All the while, University of Vermont sophomore Louisa Damico offered advice and guided their technique, explaining how tapping begins a process that creates the maple syrup Jiang and his brother Richard love to pour over their morning waffles.
Damico was part of a group of UVM sophomores who, as required by the sustainability-themed dorm in which they live, take a variety of classes that teach skills enhancing their ability to lead environmentally conscious lives. They gathered in the sodden clearing in Wheeler Nature Park to learn about maple sugaring, and to spread their knowledge to anyone who happened to wonder through.
“We’ve done this for about six years just as a fun way of getting the students to learn about the sugaring process, and then engage with the community,” said Walter Poleman, the Director of UVM’s Ecological Planning Program, who teaches the course.
The class first visited Wheeler Nature Park three weeks prior, at which time they learned how to identify and tap maple trees. The class returned the week after to check in on the buckets and make syrup to bring back to campus, and returned on March 30 to provide demonstrations of their knowledge to the public.
Besides the tree-tapping demonstration, visitors to the sugarbush were treated to samples of fresh maple sap, which tastes like water tinted with maple flavoring, as well as a smorgasbord of maple candies and other food products, the whole time learning from the students about this quintessentially Vermont tradition.
Luo learned about this event from an email from the South Burlington Parks and Recreation Department and thought it would be an interesting opportunity for her two sons, who are both breakfast fanatics, she said. So she took her sons and some friends and family members on a walk through the woods to see first-hand how syrup is made.
The class is unique in that the hands-on manner in which the students taught Luo and Jiang about sugaring is similar to how they learned in the first place.
“They’ve learned about it, and when they teach about it it gives them a chance to really solidify in their brains how it works,” Poleman said.
Though the students did some reading to prepare for their projects, much of their research came from learning how to identify maple trees, locating where and how deep one should drill into the tree, and the like, Damico said.
Desmond Keger, who worked with Damico on the tapping demonstration, was surprised to learn how easy it is to sap trees with commonplace materials, and is inspired to conduct more personal tapping projects in the future, he said.
“I have a couple of maple trees in my backyard,” said Desmond, who had tapped those trees years ago. “This kind of sparked my interest again,” he said.
Jasper Barnes and Rachel Goldmann devoted their project to studying how harvesting maple sap is possible thanks to physiological quirks unique to maple trees.

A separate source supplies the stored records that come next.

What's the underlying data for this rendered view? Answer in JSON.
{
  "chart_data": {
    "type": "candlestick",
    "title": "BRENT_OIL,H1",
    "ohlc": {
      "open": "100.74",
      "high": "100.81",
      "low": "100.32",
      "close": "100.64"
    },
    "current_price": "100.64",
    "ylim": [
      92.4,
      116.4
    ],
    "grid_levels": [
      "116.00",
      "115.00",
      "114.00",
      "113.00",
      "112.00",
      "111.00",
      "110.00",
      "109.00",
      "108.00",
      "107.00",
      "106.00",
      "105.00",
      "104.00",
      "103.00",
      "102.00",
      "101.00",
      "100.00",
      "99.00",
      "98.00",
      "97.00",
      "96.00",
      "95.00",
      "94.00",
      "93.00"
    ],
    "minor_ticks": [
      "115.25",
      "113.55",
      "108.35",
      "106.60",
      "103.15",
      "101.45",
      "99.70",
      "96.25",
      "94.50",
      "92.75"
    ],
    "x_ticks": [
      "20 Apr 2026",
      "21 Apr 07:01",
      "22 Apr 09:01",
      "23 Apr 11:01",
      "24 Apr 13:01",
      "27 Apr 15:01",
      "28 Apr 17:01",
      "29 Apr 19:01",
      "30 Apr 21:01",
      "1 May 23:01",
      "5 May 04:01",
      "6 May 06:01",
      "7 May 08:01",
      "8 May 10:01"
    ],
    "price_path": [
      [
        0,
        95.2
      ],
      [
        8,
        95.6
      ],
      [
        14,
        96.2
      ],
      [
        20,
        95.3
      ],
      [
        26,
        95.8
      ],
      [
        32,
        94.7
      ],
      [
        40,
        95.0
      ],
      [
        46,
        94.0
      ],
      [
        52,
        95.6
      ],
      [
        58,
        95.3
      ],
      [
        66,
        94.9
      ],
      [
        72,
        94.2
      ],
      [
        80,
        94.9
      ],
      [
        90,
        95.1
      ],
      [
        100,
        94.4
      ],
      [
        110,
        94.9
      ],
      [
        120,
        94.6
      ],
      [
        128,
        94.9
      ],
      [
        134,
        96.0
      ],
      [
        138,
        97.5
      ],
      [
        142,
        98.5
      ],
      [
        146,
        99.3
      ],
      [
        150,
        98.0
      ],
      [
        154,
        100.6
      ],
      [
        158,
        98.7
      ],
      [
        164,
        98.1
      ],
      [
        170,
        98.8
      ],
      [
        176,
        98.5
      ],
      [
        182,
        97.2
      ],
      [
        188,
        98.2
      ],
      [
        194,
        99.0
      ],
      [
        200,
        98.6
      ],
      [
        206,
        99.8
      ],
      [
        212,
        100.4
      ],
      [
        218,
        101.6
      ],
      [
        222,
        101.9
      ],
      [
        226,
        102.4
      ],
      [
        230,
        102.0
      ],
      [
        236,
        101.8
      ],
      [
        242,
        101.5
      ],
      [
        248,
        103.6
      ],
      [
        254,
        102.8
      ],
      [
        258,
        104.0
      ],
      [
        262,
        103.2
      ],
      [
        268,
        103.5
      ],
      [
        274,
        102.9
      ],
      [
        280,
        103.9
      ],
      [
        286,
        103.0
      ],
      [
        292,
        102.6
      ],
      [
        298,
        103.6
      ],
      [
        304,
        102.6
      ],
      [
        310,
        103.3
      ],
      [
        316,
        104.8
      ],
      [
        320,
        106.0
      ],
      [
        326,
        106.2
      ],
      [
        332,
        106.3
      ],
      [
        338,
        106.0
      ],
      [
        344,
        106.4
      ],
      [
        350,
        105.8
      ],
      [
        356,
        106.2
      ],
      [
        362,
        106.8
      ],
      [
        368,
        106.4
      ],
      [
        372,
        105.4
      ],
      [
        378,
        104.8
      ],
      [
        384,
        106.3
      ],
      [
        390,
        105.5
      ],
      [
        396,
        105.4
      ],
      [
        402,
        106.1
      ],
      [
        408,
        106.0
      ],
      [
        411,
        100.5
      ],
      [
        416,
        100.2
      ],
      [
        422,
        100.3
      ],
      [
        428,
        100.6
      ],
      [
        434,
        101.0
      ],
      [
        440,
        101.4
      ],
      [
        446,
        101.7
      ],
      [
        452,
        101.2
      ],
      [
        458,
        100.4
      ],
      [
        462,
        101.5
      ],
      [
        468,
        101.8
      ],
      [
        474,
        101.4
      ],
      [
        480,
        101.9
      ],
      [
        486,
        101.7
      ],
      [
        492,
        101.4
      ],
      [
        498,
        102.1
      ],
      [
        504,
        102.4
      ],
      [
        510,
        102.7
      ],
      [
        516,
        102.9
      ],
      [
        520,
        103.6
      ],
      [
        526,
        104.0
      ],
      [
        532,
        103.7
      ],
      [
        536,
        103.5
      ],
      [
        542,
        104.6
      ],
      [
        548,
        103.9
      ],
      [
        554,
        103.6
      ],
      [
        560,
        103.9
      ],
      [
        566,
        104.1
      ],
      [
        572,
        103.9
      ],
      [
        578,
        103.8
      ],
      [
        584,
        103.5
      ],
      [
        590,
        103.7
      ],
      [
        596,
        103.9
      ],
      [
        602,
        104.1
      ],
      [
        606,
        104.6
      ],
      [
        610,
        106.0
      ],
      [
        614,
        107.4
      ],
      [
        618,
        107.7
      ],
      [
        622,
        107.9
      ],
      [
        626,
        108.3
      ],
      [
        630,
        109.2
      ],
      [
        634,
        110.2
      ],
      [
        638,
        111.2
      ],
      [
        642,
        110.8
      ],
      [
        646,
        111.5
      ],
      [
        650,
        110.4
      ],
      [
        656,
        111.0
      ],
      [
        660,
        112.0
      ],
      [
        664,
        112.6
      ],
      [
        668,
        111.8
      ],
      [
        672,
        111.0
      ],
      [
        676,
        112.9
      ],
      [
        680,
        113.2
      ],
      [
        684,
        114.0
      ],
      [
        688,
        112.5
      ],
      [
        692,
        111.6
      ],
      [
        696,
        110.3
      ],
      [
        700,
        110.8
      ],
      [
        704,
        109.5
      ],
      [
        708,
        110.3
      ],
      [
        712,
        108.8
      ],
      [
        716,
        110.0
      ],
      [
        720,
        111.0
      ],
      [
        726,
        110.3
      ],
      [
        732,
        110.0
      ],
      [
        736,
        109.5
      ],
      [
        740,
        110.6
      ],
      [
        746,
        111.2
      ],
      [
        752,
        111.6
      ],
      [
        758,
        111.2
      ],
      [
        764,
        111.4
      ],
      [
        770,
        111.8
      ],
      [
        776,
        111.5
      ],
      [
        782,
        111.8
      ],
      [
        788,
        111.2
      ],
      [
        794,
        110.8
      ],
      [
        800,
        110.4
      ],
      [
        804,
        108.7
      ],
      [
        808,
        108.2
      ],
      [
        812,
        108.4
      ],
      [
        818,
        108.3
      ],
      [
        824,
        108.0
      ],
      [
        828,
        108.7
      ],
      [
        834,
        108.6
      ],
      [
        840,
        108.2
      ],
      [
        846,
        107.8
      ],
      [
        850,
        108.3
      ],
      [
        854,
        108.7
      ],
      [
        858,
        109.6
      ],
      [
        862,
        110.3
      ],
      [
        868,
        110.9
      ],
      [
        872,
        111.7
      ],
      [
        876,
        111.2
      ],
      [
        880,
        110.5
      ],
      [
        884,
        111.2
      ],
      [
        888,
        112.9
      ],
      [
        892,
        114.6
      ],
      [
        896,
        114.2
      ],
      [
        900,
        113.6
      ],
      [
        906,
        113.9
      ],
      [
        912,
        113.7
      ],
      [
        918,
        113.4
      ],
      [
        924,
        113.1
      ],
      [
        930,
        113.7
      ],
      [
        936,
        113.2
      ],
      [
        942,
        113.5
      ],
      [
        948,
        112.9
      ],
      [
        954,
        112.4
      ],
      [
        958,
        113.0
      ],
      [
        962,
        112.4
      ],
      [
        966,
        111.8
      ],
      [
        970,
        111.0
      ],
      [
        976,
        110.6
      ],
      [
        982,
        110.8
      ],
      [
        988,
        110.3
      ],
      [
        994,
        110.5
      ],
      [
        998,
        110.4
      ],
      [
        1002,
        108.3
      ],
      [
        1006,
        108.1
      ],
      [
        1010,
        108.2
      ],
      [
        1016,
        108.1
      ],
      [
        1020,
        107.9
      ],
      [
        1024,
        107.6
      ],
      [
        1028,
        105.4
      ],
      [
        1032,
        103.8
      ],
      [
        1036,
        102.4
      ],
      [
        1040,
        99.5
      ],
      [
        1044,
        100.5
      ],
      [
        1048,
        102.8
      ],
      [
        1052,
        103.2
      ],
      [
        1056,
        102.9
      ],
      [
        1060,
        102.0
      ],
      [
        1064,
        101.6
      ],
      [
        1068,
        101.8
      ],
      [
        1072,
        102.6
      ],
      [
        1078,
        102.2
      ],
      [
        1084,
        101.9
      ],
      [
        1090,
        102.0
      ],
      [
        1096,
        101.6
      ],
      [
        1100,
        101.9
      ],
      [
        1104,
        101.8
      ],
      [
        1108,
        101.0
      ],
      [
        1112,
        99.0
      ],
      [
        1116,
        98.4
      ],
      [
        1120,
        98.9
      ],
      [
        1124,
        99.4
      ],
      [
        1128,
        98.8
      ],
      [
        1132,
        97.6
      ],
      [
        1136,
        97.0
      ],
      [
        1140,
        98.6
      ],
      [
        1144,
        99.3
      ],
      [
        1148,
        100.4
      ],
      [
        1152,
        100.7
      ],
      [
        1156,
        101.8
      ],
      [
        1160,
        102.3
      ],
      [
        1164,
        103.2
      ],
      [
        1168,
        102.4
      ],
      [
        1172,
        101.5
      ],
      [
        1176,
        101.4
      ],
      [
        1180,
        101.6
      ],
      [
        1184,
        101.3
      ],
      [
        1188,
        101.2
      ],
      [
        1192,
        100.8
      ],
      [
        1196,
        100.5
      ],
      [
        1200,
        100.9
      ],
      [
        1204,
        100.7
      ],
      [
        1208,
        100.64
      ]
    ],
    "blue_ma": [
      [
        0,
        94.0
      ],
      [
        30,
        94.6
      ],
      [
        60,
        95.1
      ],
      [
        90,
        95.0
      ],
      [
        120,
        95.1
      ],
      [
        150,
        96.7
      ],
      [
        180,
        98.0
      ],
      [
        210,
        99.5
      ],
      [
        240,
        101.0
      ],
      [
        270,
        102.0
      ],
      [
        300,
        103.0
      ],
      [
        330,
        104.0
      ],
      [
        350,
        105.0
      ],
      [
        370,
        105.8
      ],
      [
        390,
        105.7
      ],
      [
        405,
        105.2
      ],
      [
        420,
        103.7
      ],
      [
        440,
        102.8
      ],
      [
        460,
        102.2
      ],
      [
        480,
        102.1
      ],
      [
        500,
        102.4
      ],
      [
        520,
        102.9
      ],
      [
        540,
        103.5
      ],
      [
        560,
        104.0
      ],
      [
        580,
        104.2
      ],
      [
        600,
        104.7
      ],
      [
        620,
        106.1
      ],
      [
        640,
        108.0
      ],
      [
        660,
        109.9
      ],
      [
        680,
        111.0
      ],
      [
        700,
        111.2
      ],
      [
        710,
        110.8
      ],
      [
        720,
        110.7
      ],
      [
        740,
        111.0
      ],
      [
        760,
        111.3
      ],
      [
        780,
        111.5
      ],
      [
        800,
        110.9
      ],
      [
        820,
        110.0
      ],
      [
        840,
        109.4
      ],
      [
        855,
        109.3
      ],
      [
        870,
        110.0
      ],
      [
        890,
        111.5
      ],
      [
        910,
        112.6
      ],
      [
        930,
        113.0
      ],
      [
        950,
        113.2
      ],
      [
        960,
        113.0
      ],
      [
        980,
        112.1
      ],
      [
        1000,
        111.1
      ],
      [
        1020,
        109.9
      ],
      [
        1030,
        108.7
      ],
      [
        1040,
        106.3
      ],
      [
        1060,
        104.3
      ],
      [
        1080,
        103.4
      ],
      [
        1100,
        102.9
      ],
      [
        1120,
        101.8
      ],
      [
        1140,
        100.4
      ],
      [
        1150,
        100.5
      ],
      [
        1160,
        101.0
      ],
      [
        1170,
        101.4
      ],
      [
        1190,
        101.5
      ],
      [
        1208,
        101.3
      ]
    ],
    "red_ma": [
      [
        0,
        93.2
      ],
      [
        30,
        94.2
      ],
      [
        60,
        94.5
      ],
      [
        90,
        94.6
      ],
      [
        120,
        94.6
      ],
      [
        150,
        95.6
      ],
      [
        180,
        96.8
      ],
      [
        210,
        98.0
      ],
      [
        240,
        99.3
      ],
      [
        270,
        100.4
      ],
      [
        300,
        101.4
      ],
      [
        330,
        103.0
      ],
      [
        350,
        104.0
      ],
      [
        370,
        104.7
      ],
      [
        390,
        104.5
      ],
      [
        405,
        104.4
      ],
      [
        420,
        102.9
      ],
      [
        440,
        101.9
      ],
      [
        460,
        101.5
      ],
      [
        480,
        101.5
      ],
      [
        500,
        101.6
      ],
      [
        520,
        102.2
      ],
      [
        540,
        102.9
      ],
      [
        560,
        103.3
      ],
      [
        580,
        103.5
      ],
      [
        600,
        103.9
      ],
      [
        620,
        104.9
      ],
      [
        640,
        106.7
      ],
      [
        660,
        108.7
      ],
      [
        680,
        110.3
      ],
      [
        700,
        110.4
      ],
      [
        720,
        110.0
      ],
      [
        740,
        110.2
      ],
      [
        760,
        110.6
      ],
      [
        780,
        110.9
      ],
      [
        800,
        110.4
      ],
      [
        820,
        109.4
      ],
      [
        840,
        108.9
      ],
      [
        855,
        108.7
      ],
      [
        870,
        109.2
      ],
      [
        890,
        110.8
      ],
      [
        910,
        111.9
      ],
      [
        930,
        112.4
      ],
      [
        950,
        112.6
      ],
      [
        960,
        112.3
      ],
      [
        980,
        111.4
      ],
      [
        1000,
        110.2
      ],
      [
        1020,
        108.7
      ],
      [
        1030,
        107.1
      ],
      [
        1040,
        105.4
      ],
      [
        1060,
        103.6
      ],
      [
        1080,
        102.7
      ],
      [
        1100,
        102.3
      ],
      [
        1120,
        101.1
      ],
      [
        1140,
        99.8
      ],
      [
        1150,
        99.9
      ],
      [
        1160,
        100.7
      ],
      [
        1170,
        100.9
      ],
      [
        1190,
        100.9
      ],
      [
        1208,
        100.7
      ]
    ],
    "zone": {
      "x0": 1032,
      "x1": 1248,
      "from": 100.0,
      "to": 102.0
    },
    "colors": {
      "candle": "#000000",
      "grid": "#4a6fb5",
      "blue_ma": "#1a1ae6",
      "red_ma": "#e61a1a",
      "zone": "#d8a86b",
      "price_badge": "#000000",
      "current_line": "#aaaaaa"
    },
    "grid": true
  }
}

Using a hand-drawn diagram, they presented their research to interested visitors, who sipped fresh sap while listening.
Poleman chose this South Burlington location because he wanted to teach the class in an area that had never before been tapped, and because this particular sugarbush is so characteristic of the ones dotted across the state, he said.
Residents living near Wheeler Nature Park as well as city officials were supportive of Poleman hosting the class in park’s sugarbush, he said.
“They were only too happy to go for it,” he said.